(Web page and app entries)
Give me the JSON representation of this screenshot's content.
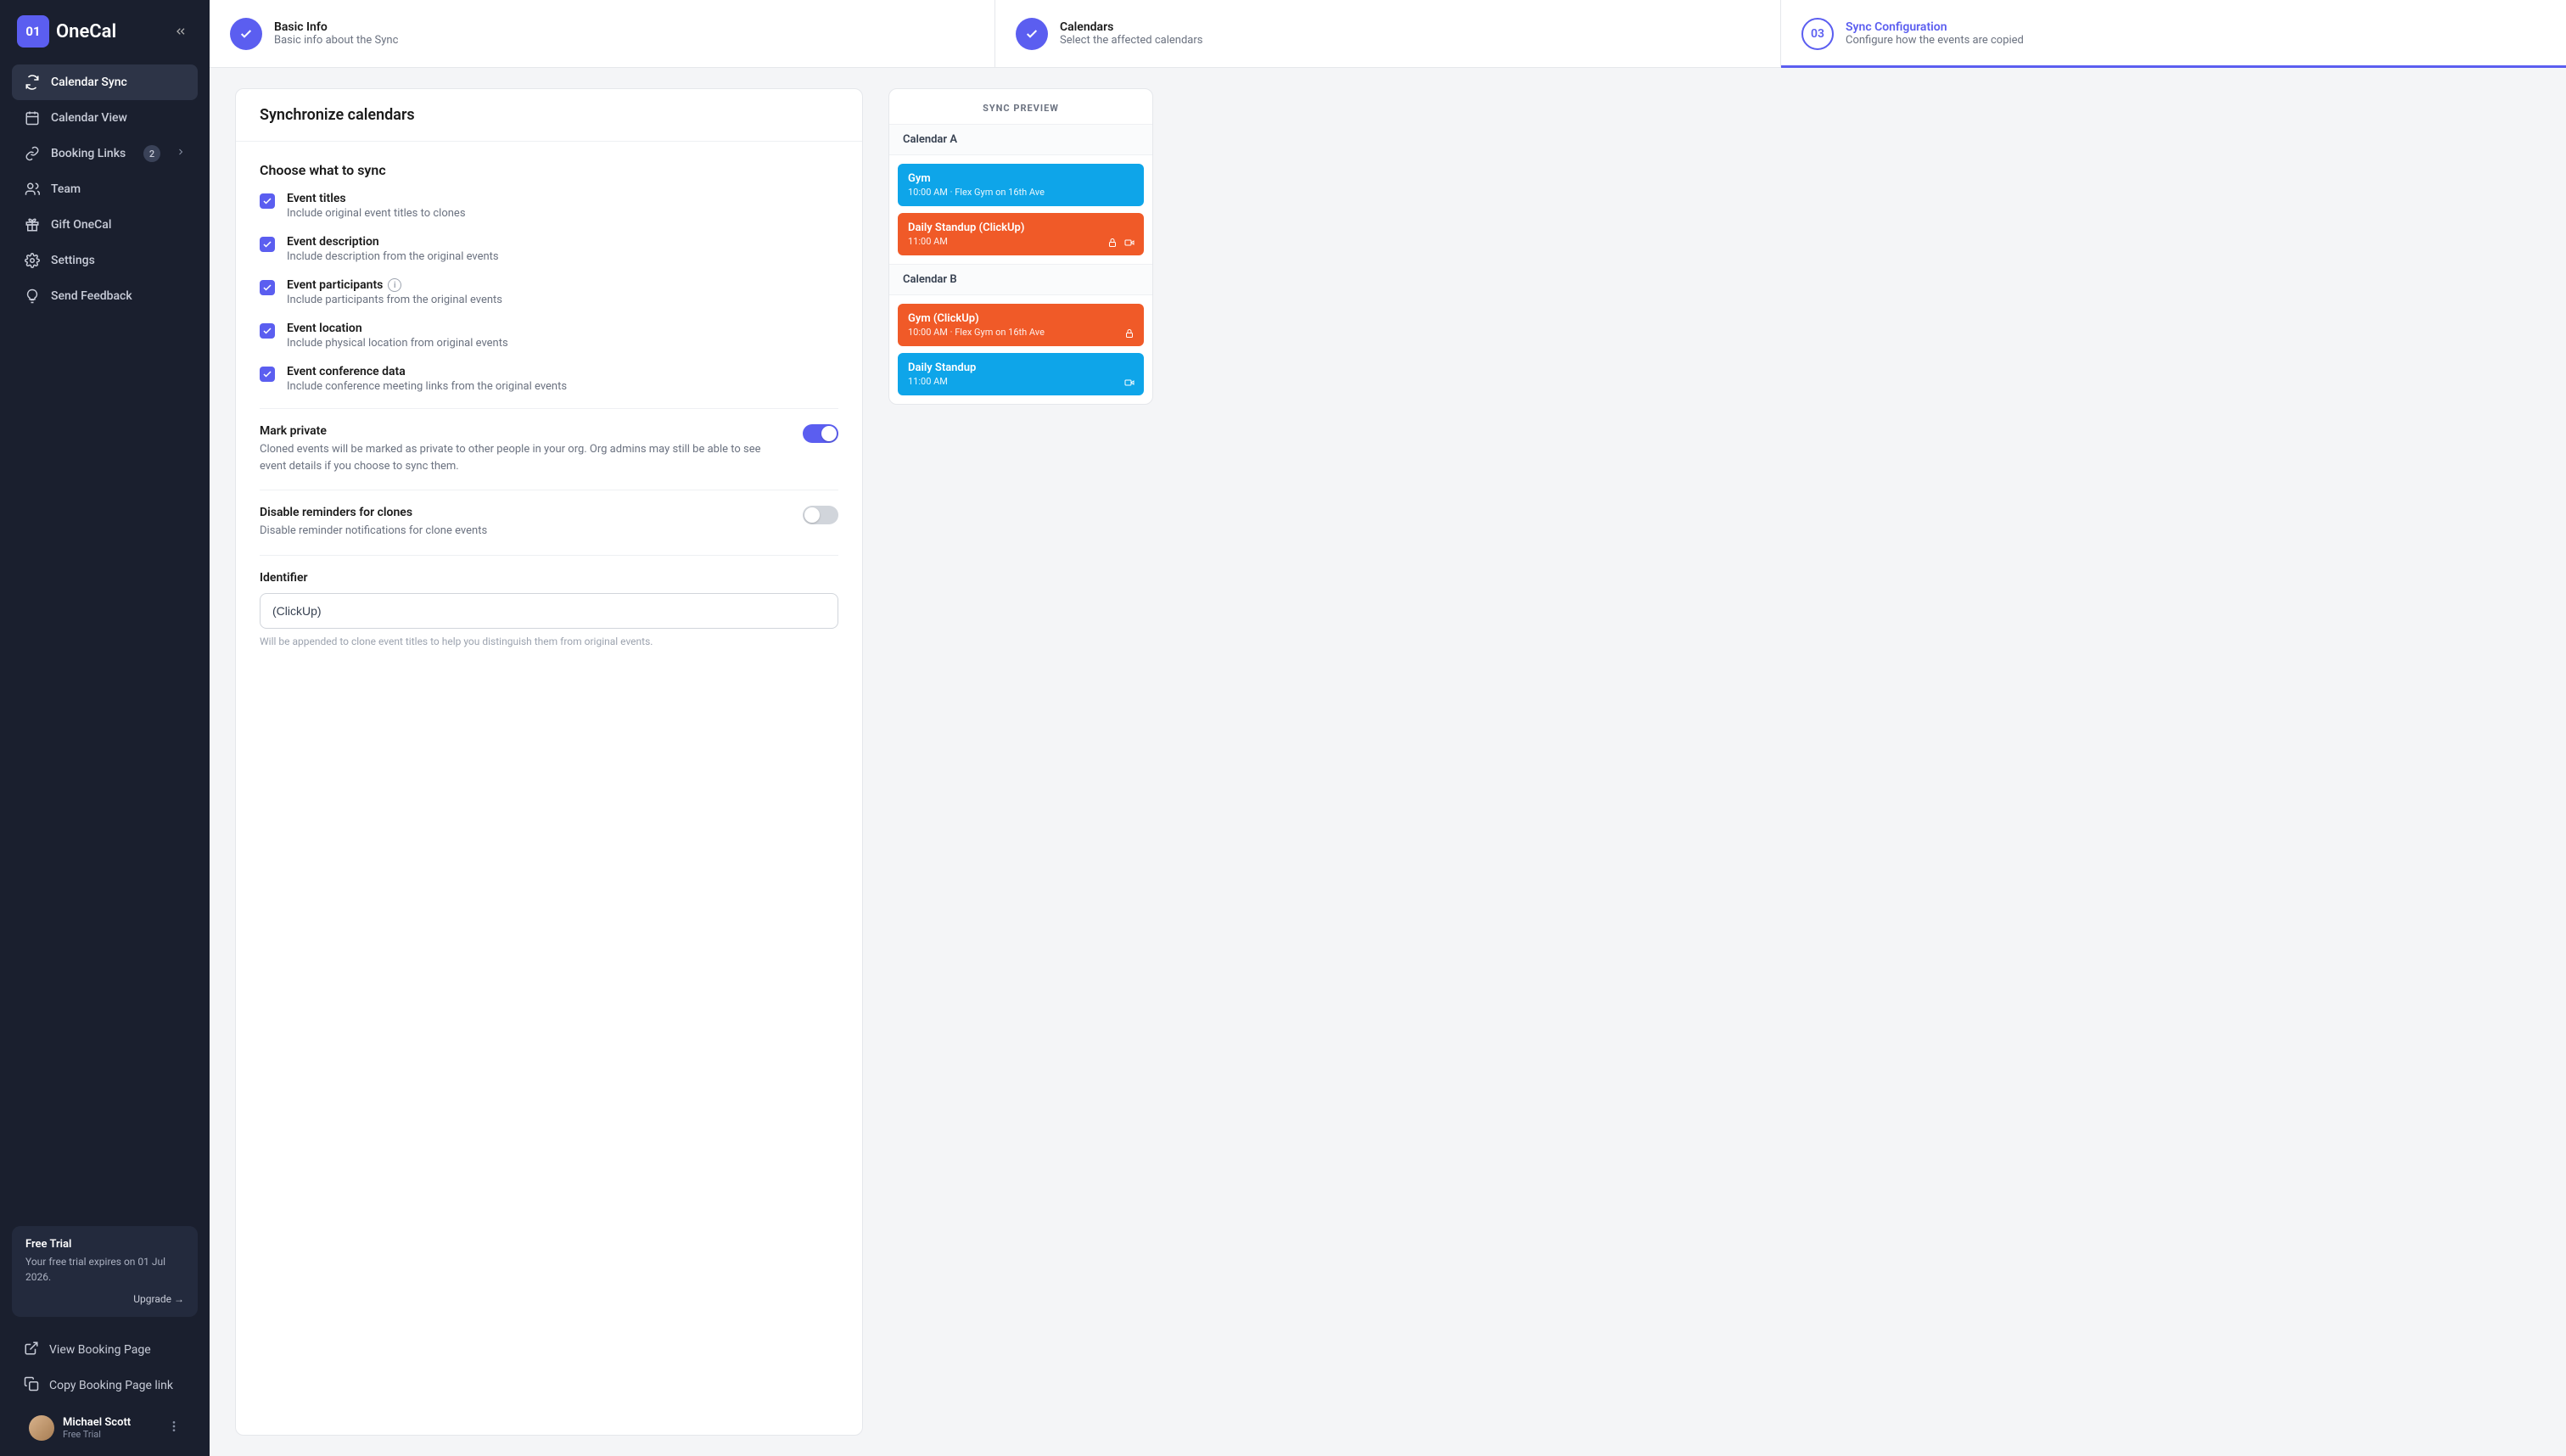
{
  "brand": {
    "icon_text": "01",
    "name": "OneCal"
  },
  "sidebar": {
    "items": [
      {
        "label": "Calendar Sync",
        "icon": "sync-icon",
        "active": true
      },
      {
        "label": "Calendar View",
        "icon": "calendar-icon"
      },
      {
        "label": "Booking Links",
        "icon": "link-icon",
        "badge": "2",
        "chevron": true
      },
      {
        "label": "Team",
        "icon": "team-icon"
      },
      {
        "label": "Gift OneCal",
        "icon": "gift-icon"
      },
      {
        "label": "Settings",
        "icon": "gear-icon"
      },
      {
        "label": "Send Feedback",
        "icon": "bulb-icon"
      }
    ],
    "trial": {
      "title": "Free Trial",
      "sub": "Your free trial expires on 01 Jul 2026.",
      "upgrade": "Upgrade →"
    },
    "links": [
      {
        "label": "View Booking Page",
        "icon": "external-icon"
      },
      {
        "label": "Copy Booking Page link",
        "icon": "copy-icon"
      }
    ],
    "user": {
      "name": "Michael Scott",
      "plan": "Free Trial"
    }
  },
  "stepper": [
    {
      "num": "✓",
      "title": "Basic Info",
      "sub": "Basic info about the Sync",
      "state": "done"
    },
    {
      "num": "✓",
      "title": "Calendars",
      "sub": "Select the affected calendars",
      "state": "done"
    },
    {
      "num": "03",
      "title": "Sync Configuration",
      "sub": "Configure how the events are copied",
      "state": "current"
    }
  ],
  "sync": {
    "heading": "Synchronize calendars",
    "choose_title": "Choose what to sync",
    "checks": [
      {
        "label": "Event titles",
        "sub": "Include original event titles to clones"
      },
      {
        "label": "Event description",
        "sub": "Include description from the original events"
      },
      {
        "label": "Event participants",
        "sub": "Include participants from the original events",
        "info": true
      },
      {
        "label": "Event location",
        "sub": "Include physical location from original events"
      },
      {
        "label": "Event conference data",
        "sub": "Include conference meeting links from the original events"
      }
    ],
    "mark_private": {
      "title": "Mark private",
      "sub": "Cloned events will be marked as private to other people in your org. Org admins may still be able to see event details if you choose to sync them.",
      "on": true
    },
    "disable_reminders": {
      "title": "Disable reminders for clones",
      "sub": "Disable reminder notifications for clone events",
      "on": false
    },
    "identifier": {
      "label": "Identifier",
      "value": "(ClickUp)",
      "hint": "Will be appended to clone event titles to help you distinguish them from original events."
    }
  },
  "preview": {
    "heading": "SYNC PREVIEW",
    "cal_a": "Calendar A",
    "cal_b": "Calendar B",
    "a_events": [
      {
        "title": "Gym",
        "sub": "10:00 AM · Flex Gym on 16th Ave",
        "color": "blue"
      },
      {
        "title": "Daily Standup (ClickUp)",
        "sub": "11:00 AM",
        "color": "orange",
        "lock": true,
        "video": true
      }
    ],
    "b_events": [
      {
        "title": "Gym (ClickUp)",
        "sub": "10:00 AM · Flex Gym on 16th Ave",
        "color": "orange",
        "lock": true
      },
      {
        "title": "Daily Standup",
        "sub": "11:00 AM",
        "color": "blue",
        "video": true
      }
    ]
  }
}
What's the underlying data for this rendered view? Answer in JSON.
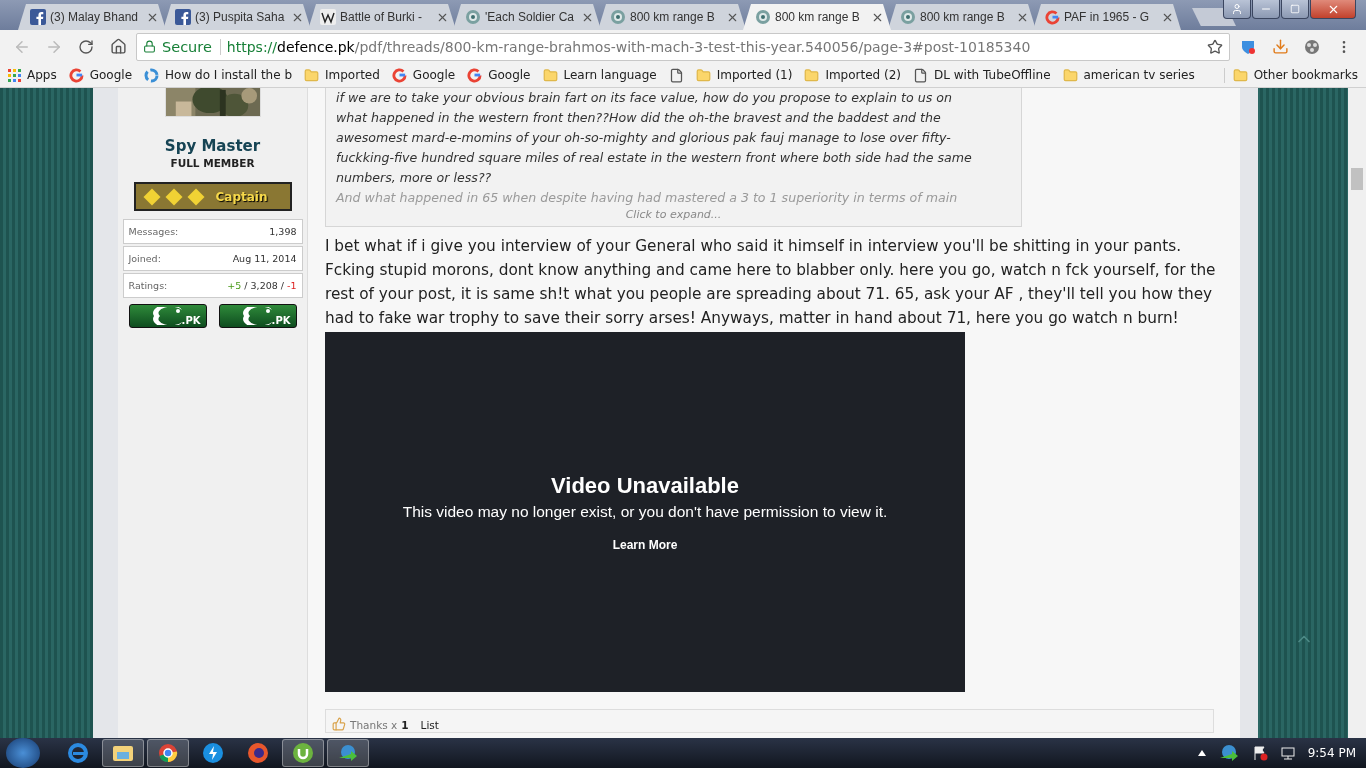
{
  "tabs": [
    {
      "title": "(3) Malay Bhand",
      "kind": "facebook",
      "selected": false
    },
    {
      "title": "(3) Puspita Saha",
      "kind": "facebook",
      "selected": false
    },
    {
      "title": "Battle of Burki -",
      "kind": "wikipedia",
      "selected": false
    },
    {
      "title": "'Each Soldier Ca",
      "kind": "forum",
      "selected": false
    },
    {
      "title": "800 km range B",
      "kind": "forum",
      "selected": false
    },
    {
      "title": "800 km range B",
      "kind": "forum",
      "selected": true
    },
    {
      "title": "800 km range B",
      "kind": "forum",
      "selected": false
    },
    {
      "title": "PAF in 1965 - G",
      "kind": "google",
      "selected": false
    }
  ],
  "address": {
    "secure_label": "Secure",
    "scheme": "https://",
    "domain": "defence.pk",
    "path": "/pdf/threads/800-km-range-brahmos-with-mach-3-test-this-year.540056/page-3#post-10185340"
  },
  "bookmarks": [
    {
      "label": "Apps",
      "kind": "apps"
    },
    {
      "label": "Google",
      "kind": "google"
    },
    {
      "label": "How do I install the b",
      "kind": "site"
    },
    {
      "label": "Imported",
      "kind": "folder"
    },
    {
      "label": "Google",
      "kind": "google"
    },
    {
      "label": "Google",
      "kind": "google"
    },
    {
      "label": "Learn language",
      "kind": "folder"
    },
    {
      "kind": "page"
    },
    {
      "label": "Imported (1)",
      "kind": "folder"
    },
    {
      "label": "Imported (2)",
      "kind": "folder"
    },
    {
      "label": "DL with TubeOffline",
      "kind": "page"
    },
    {
      "label": "american tv series",
      "kind": "folder"
    }
  ],
  "other_bookmarks": "Other bookmarks",
  "profile": {
    "name": "Spy Master",
    "member_title": "FULL MEMBER",
    "rank": "Captain",
    "stats": [
      {
        "label": "Messages:",
        "value": "1,398"
      },
      {
        "label": "Joined:",
        "value": "Aug 11, 2014"
      }
    ],
    "ratings": {
      "label": "Ratings:",
      "positive": "+5",
      "total": " / 3,208 / ",
      "negative": "-1"
    },
    "flags": [
      ".PK",
      ".PK"
    ]
  },
  "quote": {
    "lines": [
      "if we are to take your obvious brain fart on its face value, how do you propose to explain to us on",
      "what happened in the western front then??How did the oh-the bravest and the baddest and the",
      "awesomest mard-e-momins of your oh-so-mighty and glorious pak fauj manage to lose over fifty-",
      "fuckking-five hundred square miles of real estate in the western front where both side had the same",
      "numbers, more or less??"
    ],
    "faded_line": "And what happened in 65 when despite having had mastered a 3 to 1 superiority in terms of main",
    "expand": "Click to expand..."
  },
  "post_lines": [
    "I bet what if i give you interview of your General who said it himself in interview you'll be shitting in your pants.",
    "Fcking stupid morons, dont know anything and came here to blabber only. here you go, watch n fck yourself, for the",
    "rest of your post, it is same sh!t what you people are spreading about 71. 65, ask your AF , they'll tell you how they",
    "had to fake war trophy to save their sorry arses! Anyways, matter in hand about 71, here you go watch n burn!"
  ],
  "video": {
    "title": "Video Unavailable",
    "message": "This video may no longer exist, or you don't have permission to view it.",
    "link": "Learn More"
  },
  "footer": {
    "thanks": "Thanks x",
    "count": "1",
    "list": "List"
  },
  "taskbar": {
    "apps": [
      {
        "kind": "ie",
        "active": false
      },
      {
        "kind": "explorer",
        "active": true
      },
      {
        "kind": "chrome",
        "active": true
      },
      {
        "kind": "bolt",
        "active": false
      },
      {
        "kind": "firefox",
        "active": false
      },
      {
        "kind": "torrent",
        "active": true
      },
      {
        "kind": "download",
        "active": true
      }
    ],
    "clock": "9:54 PM"
  }
}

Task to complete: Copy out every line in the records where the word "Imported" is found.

The completed task:
      "label": "Imported",
      "label": "Imported (1)",
      "label": "Imported (2)",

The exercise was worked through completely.